**Available data**:
○ ○ ○ ○ ○

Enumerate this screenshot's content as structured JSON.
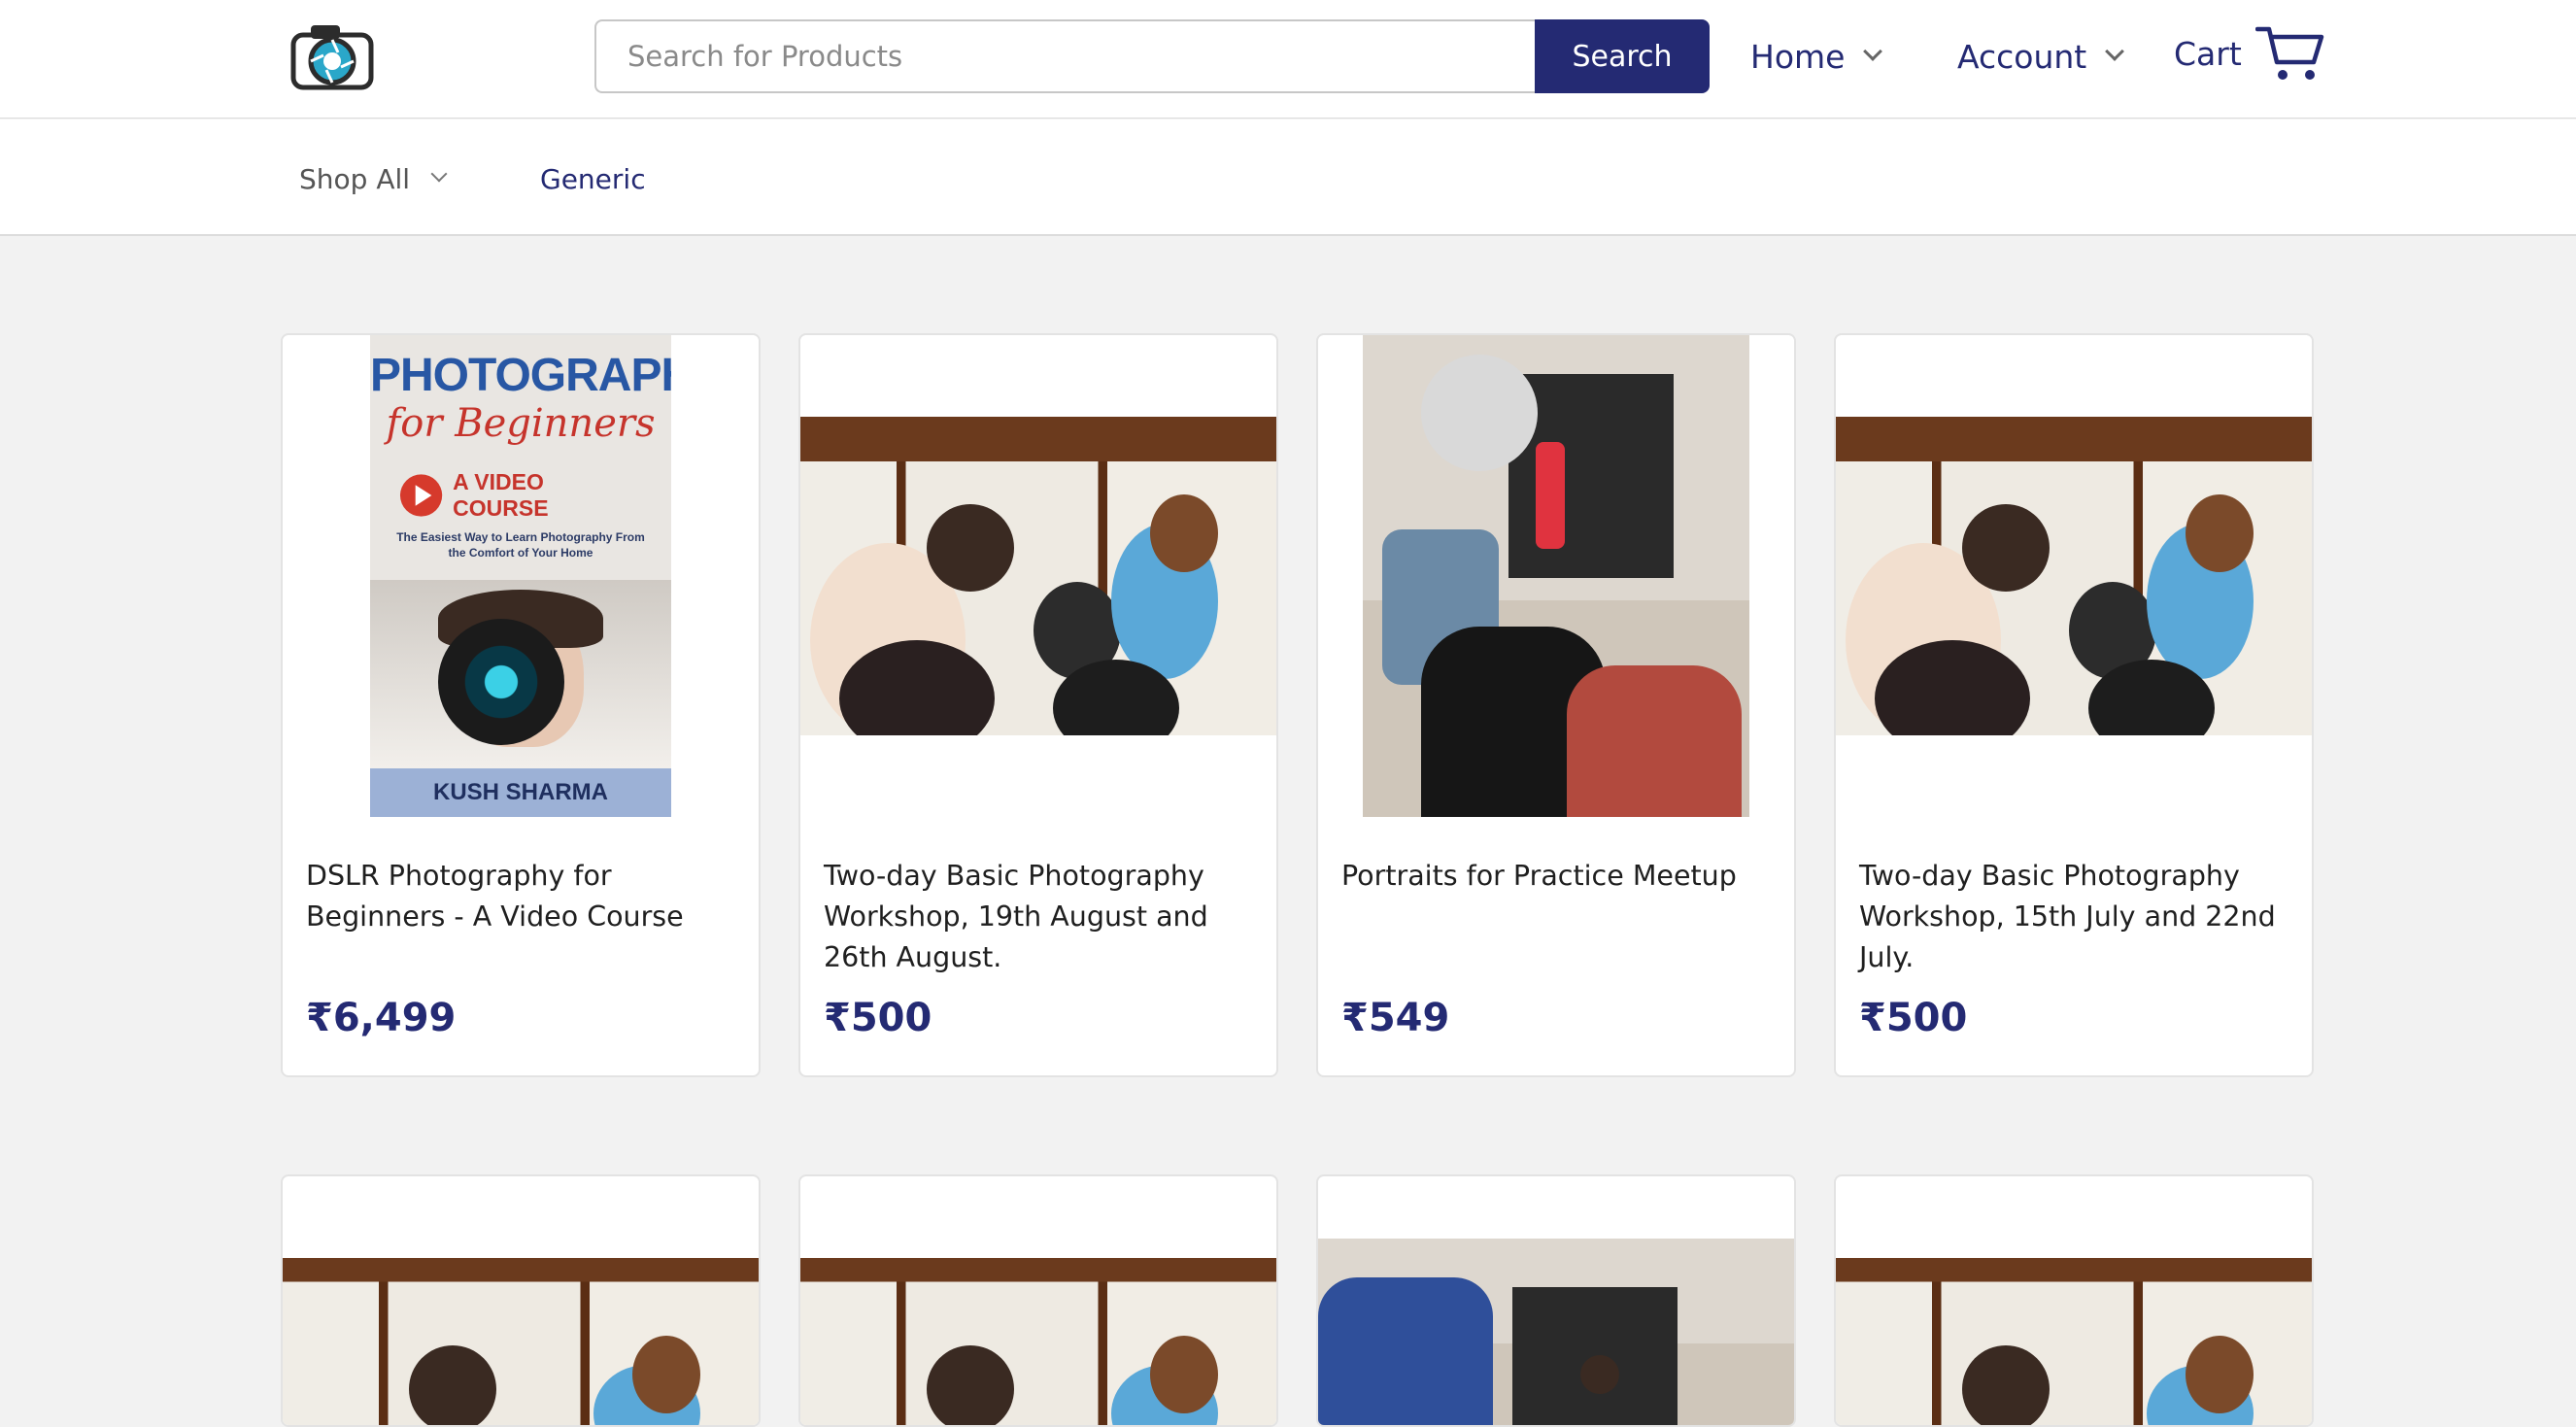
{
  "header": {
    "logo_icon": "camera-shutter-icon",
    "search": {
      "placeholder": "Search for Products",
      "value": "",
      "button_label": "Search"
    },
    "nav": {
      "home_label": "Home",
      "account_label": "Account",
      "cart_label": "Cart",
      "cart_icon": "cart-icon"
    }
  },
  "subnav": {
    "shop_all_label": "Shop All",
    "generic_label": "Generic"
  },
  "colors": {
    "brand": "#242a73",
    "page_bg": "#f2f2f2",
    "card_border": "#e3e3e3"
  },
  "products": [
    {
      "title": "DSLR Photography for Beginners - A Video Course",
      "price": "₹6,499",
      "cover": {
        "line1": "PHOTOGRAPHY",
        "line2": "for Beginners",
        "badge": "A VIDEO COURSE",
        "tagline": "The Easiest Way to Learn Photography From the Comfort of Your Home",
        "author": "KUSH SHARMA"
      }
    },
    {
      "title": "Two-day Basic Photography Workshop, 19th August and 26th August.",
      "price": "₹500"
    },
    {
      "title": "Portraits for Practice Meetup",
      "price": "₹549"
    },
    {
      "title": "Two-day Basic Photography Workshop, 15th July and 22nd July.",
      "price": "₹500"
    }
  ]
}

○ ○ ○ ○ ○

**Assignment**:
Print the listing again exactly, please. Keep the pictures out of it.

**Response area**:
Enumerate this screenshot's content as structured JSON.
{
  "header": {
    "logo_icon": "camera-shutter-icon",
    "search": {
      "placeholder": "Search for Products",
      "value": "",
      "button_label": "Search"
    },
    "nav": {
      "home_label": "Home",
      "account_label": "Account",
      "cart_label": "Cart",
      "cart_icon": "cart-icon"
    }
  },
  "subnav": {
    "shop_all_label": "Shop All",
    "generic_label": "Generic"
  },
  "colors": {
    "brand": "#242a73",
    "page_bg": "#f2f2f2",
    "card_border": "#e3e3e3"
  },
  "products": [
    {
      "title": "DSLR Photography for Beginners - A Video Course",
      "price": "₹6,499",
      "cover": {
        "line1": "PHOTOGRAPHY",
        "line2": "for Beginners",
        "badge": "A VIDEO COURSE",
        "tagline": "The Easiest Way to Learn Photography From the Comfort of Your Home",
        "author": "KUSH SHARMA"
      }
    },
    {
      "title": "Two-day Basic Photography Workshop, 19th August and 26th August.",
      "price": "₹500"
    },
    {
      "title": "Portraits for Practice Meetup",
      "price": "₹549"
    },
    {
      "title": "Two-day Basic Photography Workshop, 15th July and 22nd July.",
      "price": "₹500"
    }
  ]
}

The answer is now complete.